The war, which had begun the previous autumn, had gone badly for the British. Their large, cumbersome units had proved no match for the agile marksmen of the Boer commandos. When Borden’s regiment arrived in South Africa, the defeats of “black week” in December 1899 were behind the British army, but more than two years of continued fighting – and, worse still, disease – awaited it and the small colonial units that joined it. Almost immediately the Canadian Mounted Rifles saw enough hard fighting to turn the most eager volunteer into a hardened, if not disillusioned, veteran.
During May 1900 Borden so distinguished himself by his “gallant and intrepid conduct” that he was twice mentioned in dispatches from Field Marshal Lord Roberts, the British commander-in-chief in South Africa: “Lieut. H. L. Borden, gallant conduct in swimming the Vet River under fire, 5th May, and in capturing some of the enemy’s wagons on 30th May.”
Borden’s death on 16 July occurred in a small action similar to many others that the British army had fought as it ponderously pushed its way into Pretoria and beyond. The Boer general Louis Botha had skilfully deployed his men in the mountains to the east of Pretoria to hinder a further British advance. In helping the Royal Irish Fusiliers and some New Zealanders to withstand a Boer assault on Witpoort ridge, lieutenants Borden and John Edgar Burch led a counter-attack. They were successful, but only at the cost of their lives. Boer marksmen less than 200 yards distant shot them as they stood up to lead the rifles forward.
Lord Roberts reported to the War Office that Borden and Burch “were killed while gallantly leading their men in a counter attack upon the enemy’s flank at a critical juncture of his assault upon our position.” The bodies were buried by lantern light near the battlefield. Later they were transferred to a small cemetery at Brakpan. Queen Victoria asked F. W. Borden for a photograph of his son, Laurier praised his services, tributes arrived from across Canada, and in his home town a monument was erected to his memory.

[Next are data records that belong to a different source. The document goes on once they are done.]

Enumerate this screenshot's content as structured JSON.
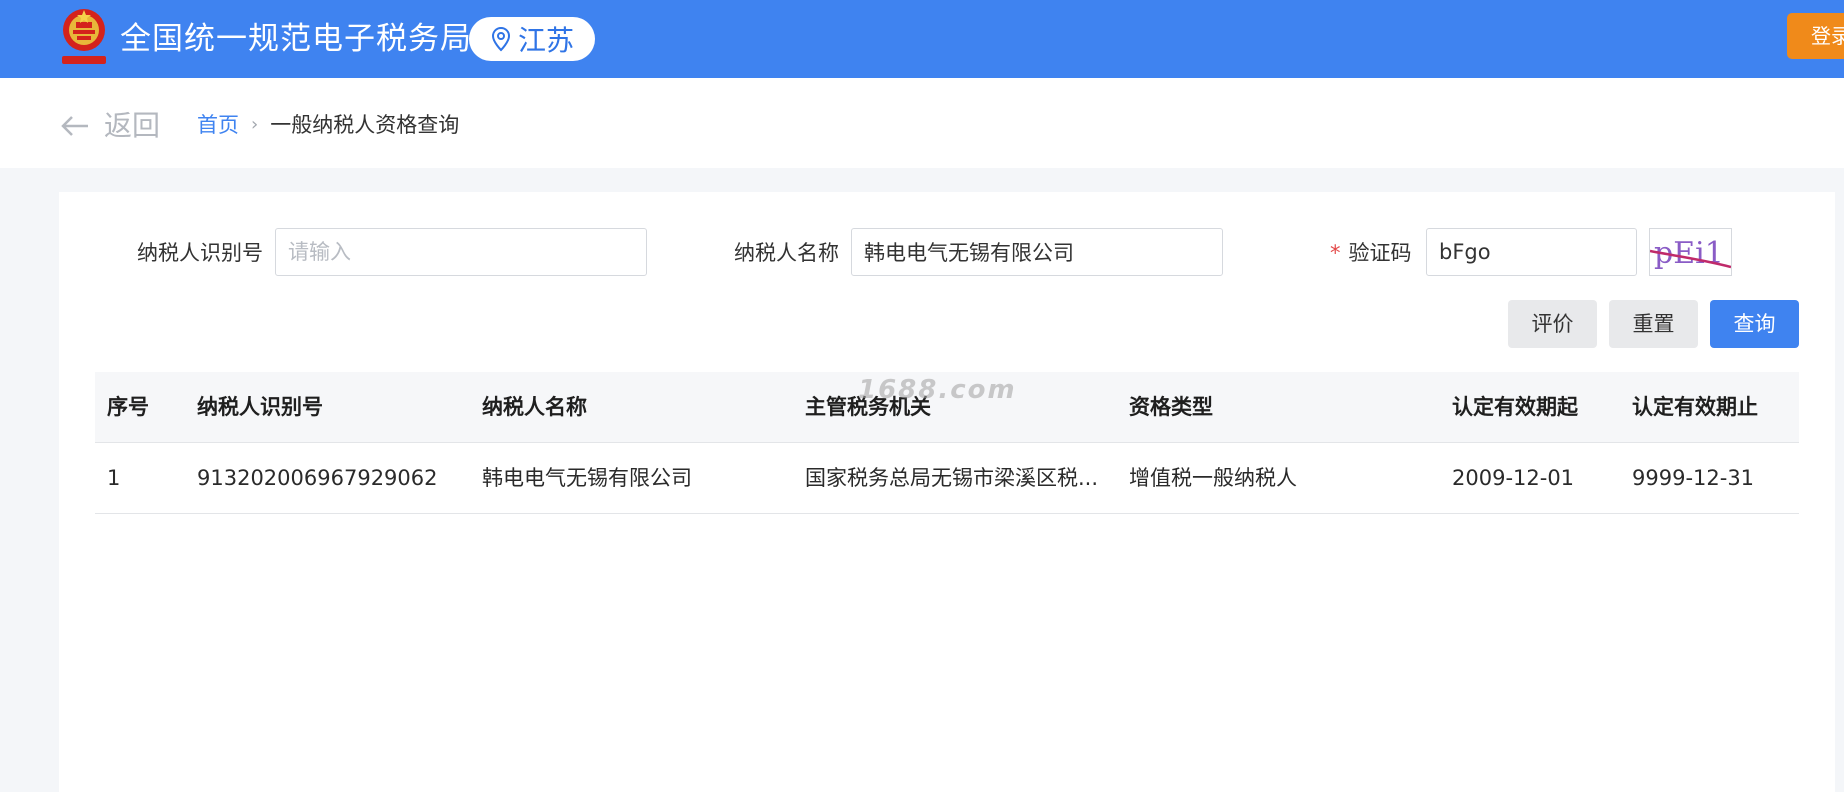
{
  "header": {
    "site_title": "全国统一规范电子税务局",
    "region": "江苏",
    "login_label": "登录"
  },
  "breadcrumb": {
    "back_label": "返回",
    "home_label": "首页",
    "separator": "›",
    "current_label": "一般纳税人资格查询"
  },
  "form": {
    "taxpayer_id": {
      "label": "纳税人识别号",
      "value": "",
      "placeholder": "请输入"
    },
    "taxpayer_name": {
      "label": "纳税人名称",
      "value": "韩电电气无锡有限公司"
    },
    "captcha": {
      "required_mark": "*",
      "label": "验证码",
      "value": "bFgo",
      "image_text": "pEi1"
    }
  },
  "buttons": {
    "evaluate": "评价",
    "reset": "重置",
    "query": "查询"
  },
  "table": {
    "headers": [
      "序号",
      "纳税人识别号",
      "纳税人名称",
      "主管税务机关",
      "资格类型",
      "认定有效期起",
      "认定有效期止"
    ],
    "rows": [
      [
        "1",
        "913202006967929062",
        "韩电电气无锡有限公司",
        "国家税务总局无锡市梁溪区税...",
        "增值税一般纳税人",
        "2009-12-01",
        "9999-12-31"
      ]
    ]
  },
  "watermark": "1688.com",
  "colors": {
    "header_blue": "#3f83f0",
    "login_orange": "#f08a1a",
    "required_red": "#e34848"
  }
}
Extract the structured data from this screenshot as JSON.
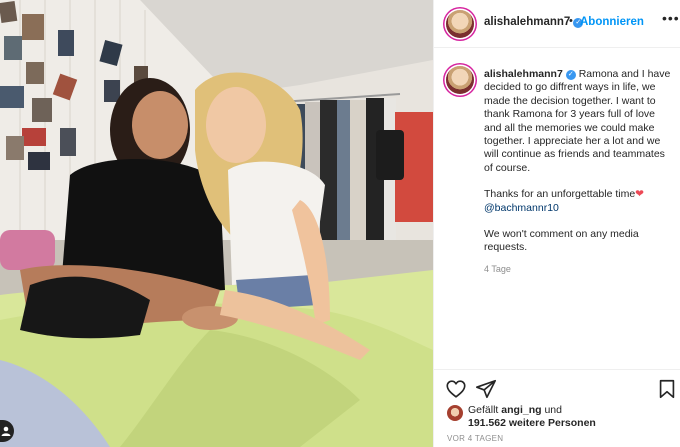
{
  "post": {
    "username": "alishalehmann7",
    "follow_label": "Abonnieren",
    "more_label": "•••",
    "separator": "•",
    "caption_paragraphs": [
      "Ramona and I have decided to go diffrent ways in life, we made the decision together. I want to thank Ramona for 3 years full of love and all the memories we could make together. I appreciate her a lot and we will continue as friends and teammates of course.",
      "Thanks for an unforgettable time",
      "We won't comment on any media requests."
    ],
    "heart_emoji": "❤",
    "mention": "@bachmannr10",
    "time_ago": "4 Tage",
    "likes_prefix": "Gefällt",
    "liked_by": "angi_ng",
    "likes_and": "und",
    "likes_count_text": "191.562 weitere Personen",
    "date_label": "VOR 4 TAGEN"
  },
  "icons": {
    "verified": "verified-badge-icon",
    "like": "heart-outline-icon",
    "share": "paper-plane-icon",
    "save": "bookmark-icon",
    "more": "more-options-icon"
  },
  "colors": {
    "follow_blue": "#0095f6",
    "verified_blue": "#3897f0",
    "heart_red": "#ed4956",
    "muted_gray": "#8e8e8e"
  }
}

Some Canadians had actively opposed the country’s involvement in the South African War, but by most of English-speaking Canada military duty was accepted and even welcomed as recognition of Canada’s place within the British empire. Of the estimated 100 Canadians killed in the war (a greater number died of disease), Harold Lothrop Borden was the most noted. The fact that he was the only son of the minister of militia and defence contributed to the widespread interest in him – his death came to symbolize the service of approximately 7,000 Canadians who had eagerly volunteered for the distant imperial campaign and the price Canada paid for its participation.
Argosy (Sackville, N.B.), 24 (1897–98), no.1: 8–9. R. L. Borden, Robert Laird Borden: his memoirs (2v., Toronto, 1938), 1. Can., Parl., Sessional papers, 1901, no.35a. Chronicle (Montreal), 20 July 1900. Acadian Recorder, 18, 25 July 1900. Eaton, Hist. of Kings County. W. S. Evans, The Canadian contingents and Canadian imperialism: a story and a study (Toronto, 1901). Brereton Greenhous, Dragoon: the centennial history of the Royal Canadian Dragoons, 1883–1983 (Belleville, Ont., 1983).